Right here and now though what's the bottom line? Historically the odds of a failure here on SPX into lower lows are very high, and the chances that whatever happens here will deliver new bear market lows before a retest of the all time high on SPX are close to 90%. Short term that failure would usually happen about here, and about now.

Against that weight of historical precedent stands the Fed, in a stance and wielding historical weapons that are without historical precedent, and ready to act in a way that most past Fed chairman, possibly including even Alan Greenspan, would view as wildly reckless. Can they prop up the markets a bit longer? Maybe. We'll have to see.

Regardless though, a direct resumption of the uptrend coming into 2020 looks both hard to deliver and unlikely to last long, but if SPX should close April much over 2900 on Thursday, that would open a possible higher range 2900-3100 over coming months until the next leg down would then most likely start anyway in the summer. We will see how this develops, and of course nothing is ever certain until it has happened.

Back to the short term, where the SPX high this morning has finally established a really good resistance trendline, and this is now a very good candidate for the rally rising wedge. Ideally SPX would next retest or modestly break rising wedge support, currently in the 2840-5 area, then retest the rally highs tomorrow into FOMC and make a marginal higher high that respected the 61.8% retracement area 2930-5, then fail to start the next leg down for this bear market. I'd also like to see rally high retests on NQ and ESTX50 to complete an ideal overall topping setup.

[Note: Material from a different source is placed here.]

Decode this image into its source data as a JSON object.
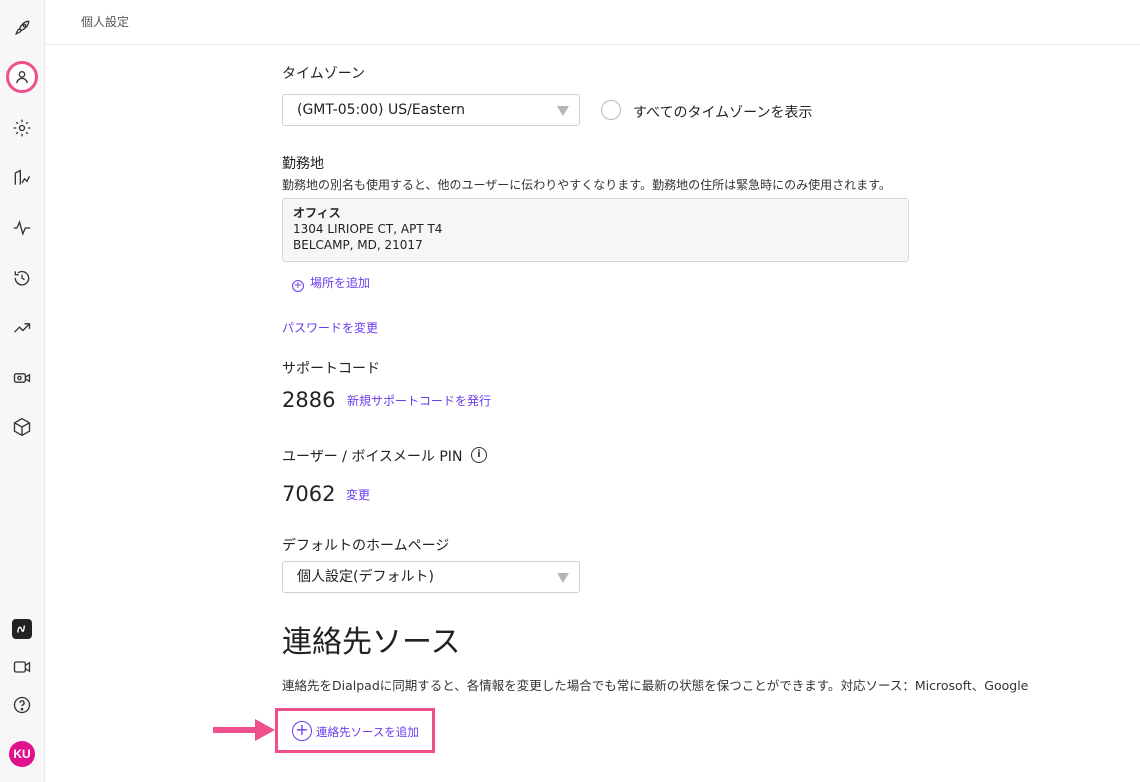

SPX 15min chart:
I don't know yet whether Stan and I will be doing our free monthly Chart Chat at theartofchart.net this coming Sunday or the following one. Whenever we are doing that, we'll be reviewing progress on SPX and the usual wide range of indices, bonds, currencies metals, energies and other commodities. I'll be tweeting out more details on my twitter as I get them. I'm hoping to get another (much shorter) post out this week on Thursday or Friday looking at the action on SPX between now and then.

UPDATE: The next free public Chart Chat at theartofchart.net is on Sunday 3rd May and you can register for that on our May Free Webinars page here